WHAT TO PRODUCE
Would you restate the entries below word for word, leaving out the images?
····················
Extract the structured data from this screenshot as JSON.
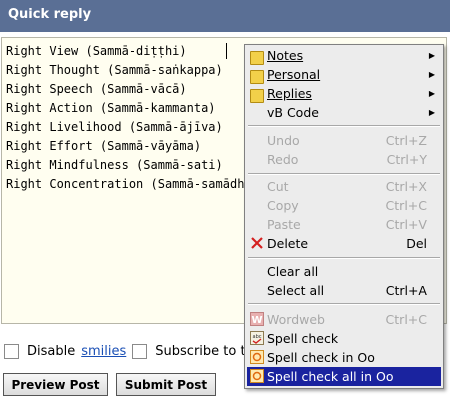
{
  "header": {
    "title": "Quick reply"
  },
  "editor": {
    "lines": [
      "Right View (Sammā-diṭṭhi)",
      "Right Thought (Sammā-saṅkappa)",
      "Right Speech (Sammā-vācā)",
      "Right Action (Sammā-kammanta)",
      "Right Livelihood (Sammā-ājīva)",
      "Right Effort (Sammā-vāyāma)",
      "Right Mindfulness (Sammā-sati)",
      "Right Concentration (Sammā-samādhi)"
    ]
  },
  "options": {
    "disable_label": "Disable",
    "smilies_link": "smilies",
    "subscribe_label": "Subscribe to t"
  },
  "buttons": {
    "preview": "Preview Post",
    "submit": "Submit Post"
  },
  "context_menu": {
    "notes": "Notes",
    "personal": "Personal",
    "replies": "Replies",
    "vbcode": "vB Code",
    "undo": "Undo",
    "undo_sc": "Ctrl+Z",
    "redo": "Redo",
    "redo_sc": "Ctrl+Y",
    "cut": "Cut",
    "cut_sc": "Ctrl+X",
    "copy": "Copy",
    "copy_sc": "Ctrl+C",
    "paste": "Paste",
    "paste_sc": "Ctrl+V",
    "delete": "Delete",
    "delete_sc": "Del",
    "clear_all": "Clear all",
    "select_all": "Select all",
    "select_all_sc": "Ctrl+A",
    "wordweb": "Wordweb",
    "wordweb_sc": "Ctrl+C",
    "spell_check": "Spell check",
    "spell_check_in_oo": "Spell check in Oo",
    "spell_check_all_in_oo": "Spell check all in Oo"
  },
  "colors": {
    "header_bg": "#5a6f95",
    "selection": "#1a239f",
    "editor_bg": "#fffef0"
  }
}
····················
RESULT OF THE TASK
Extract the structured data from this screenshot as JSON.
{
  "header": {
    "title": "Quick reply"
  },
  "editor": {
    "lines": [
      "Right View (Sammā-diṭṭhi)",
      "Right Thought (Sammā-saṅkappa)",
      "Right Speech (Sammā-vācā)",
      "Right Action (Sammā-kammanta)",
      "Right Livelihood (Sammā-ājīva)",
      "Right Effort (Sammā-vāyāma)",
      "Right Mindfulness (Sammā-sati)",
      "Right Concentration (Sammā-samādhi)"
    ]
  },
  "options": {
    "disable_label": "Disable",
    "smilies_link": "smilies",
    "subscribe_label": "Subscribe to t"
  },
  "buttons": {
    "preview": "Preview Post",
    "submit": "Submit Post"
  },
  "context_menu": {
    "notes": "Notes",
    "personal": "Personal",
    "replies": "Replies",
    "vbcode": "vB Code",
    "undo": "Undo",
    "undo_sc": "Ctrl+Z",
    "redo": "Redo",
    "redo_sc": "Ctrl+Y",
    "cut": "Cut",
    "cut_sc": "Ctrl+X",
    "copy": "Copy",
    "copy_sc": "Ctrl+C",
    "paste": "Paste",
    "paste_sc": "Ctrl+V",
    "delete": "Delete",
    "delete_sc": "Del",
    "clear_all": "Clear all",
    "select_all": "Select all",
    "select_all_sc": "Ctrl+A",
    "wordweb": "Wordweb",
    "wordweb_sc": "Ctrl+C",
    "spell_check": "Spell check",
    "spell_check_in_oo": "Spell check in Oo",
    "spell_check_all_in_oo": "Spell check all in Oo"
  },
  "colors": {
    "header_bg": "#5a6f95",
    "selection": "#1a239f",
    "editor_bg": "#fffef0"
  }
}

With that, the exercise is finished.